  1. Thanks for the reminiscences of Gus Miller in 1968. This morning, I just happened to be reading the obituary of Ruth Tankersley who published the Washington Times-Herald in the mid-1950s and that brought to mind Gus, who was the paper's city editor (as you mentioned) at that time. I Googled his name, not really expecting to find anything, and suddenly saw his distinctive profile among all the other Gus Millers in Google images.

    I worked for Gus in that sub-basement office for a couple of years from 1971-72, answering mail from people across the country asking for buttons, bumper stickers, news releases, and so on. The powers that be may have thought they were demoting him, but that cramped office was often a gathering place for people that mattered in the RNC as well as the many visitors from all over the country who stopped by to say hi and wish him well.

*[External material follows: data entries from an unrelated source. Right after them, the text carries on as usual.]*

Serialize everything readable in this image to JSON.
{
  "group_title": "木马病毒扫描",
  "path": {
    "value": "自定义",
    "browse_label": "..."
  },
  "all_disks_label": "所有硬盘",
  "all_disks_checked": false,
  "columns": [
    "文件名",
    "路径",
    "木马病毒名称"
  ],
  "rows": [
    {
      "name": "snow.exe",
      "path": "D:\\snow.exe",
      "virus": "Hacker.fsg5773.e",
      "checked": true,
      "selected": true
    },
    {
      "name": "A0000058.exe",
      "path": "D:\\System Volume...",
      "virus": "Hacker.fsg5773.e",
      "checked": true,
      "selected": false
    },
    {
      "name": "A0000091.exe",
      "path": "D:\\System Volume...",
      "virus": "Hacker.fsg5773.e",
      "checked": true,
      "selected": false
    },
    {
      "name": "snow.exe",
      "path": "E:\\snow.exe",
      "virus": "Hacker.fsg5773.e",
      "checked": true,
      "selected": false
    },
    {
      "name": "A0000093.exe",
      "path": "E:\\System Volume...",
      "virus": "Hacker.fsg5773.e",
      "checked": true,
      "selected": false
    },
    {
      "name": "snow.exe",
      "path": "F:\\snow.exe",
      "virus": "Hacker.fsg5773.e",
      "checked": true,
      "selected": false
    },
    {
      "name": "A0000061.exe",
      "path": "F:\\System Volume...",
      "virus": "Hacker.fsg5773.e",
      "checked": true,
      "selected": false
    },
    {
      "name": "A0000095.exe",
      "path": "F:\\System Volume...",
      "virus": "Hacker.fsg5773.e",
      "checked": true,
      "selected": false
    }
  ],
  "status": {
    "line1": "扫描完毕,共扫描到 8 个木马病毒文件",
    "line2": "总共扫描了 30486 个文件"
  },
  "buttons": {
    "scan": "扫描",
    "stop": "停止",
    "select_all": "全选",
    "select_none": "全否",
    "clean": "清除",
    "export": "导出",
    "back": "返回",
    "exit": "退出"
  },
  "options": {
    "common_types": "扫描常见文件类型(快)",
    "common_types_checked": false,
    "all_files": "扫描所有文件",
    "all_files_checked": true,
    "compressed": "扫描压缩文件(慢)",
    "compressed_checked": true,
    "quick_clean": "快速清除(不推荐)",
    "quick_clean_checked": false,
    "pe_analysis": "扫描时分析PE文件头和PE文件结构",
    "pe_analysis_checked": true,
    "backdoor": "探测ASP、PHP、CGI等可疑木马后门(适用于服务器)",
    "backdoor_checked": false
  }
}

    He was a chain smoker and Jo Goode from the convention office upstairs regularly passed along to him a carton of filtered cigarettes. He would carefully snip off the filters with a pair of scissors, pour a cup of black coffee next door in the switchboard room, and sit back and spin stories about his years as editor on the Times-Herald, and his early years at the RNC. His disdain for the "advertising" men was palpable but I think he had enough influential people in his corner to protect his office from the folks upstairs.

    One of his favorite stories from his days as city editor was his method of dealing with the many annoying callers who can plague an editor's day with complaints. He would thank them for their interest and tell them that their call was important enough to talk to him on his private line, then he'd give them the phone number of St. Elizabeth's mental hospital.

    It may not be far fetched to see Gus as a kind of symbol of the old guard in political press relations on the cusp of change since at the same time, down the hall in the sub-basement, was a skinny young man with short hair and glasses who used to stop by our office to say hi or ask a question. His name, as I recall, was Karl Rove.

  2. Anonymous: Your memories of Gus really touched me (as well as those of Jo Goode, one of my favorite people). I'd appreciate it if you'd contact me: lilliancox@roadrunner.com. Thank you for making my day! Lillian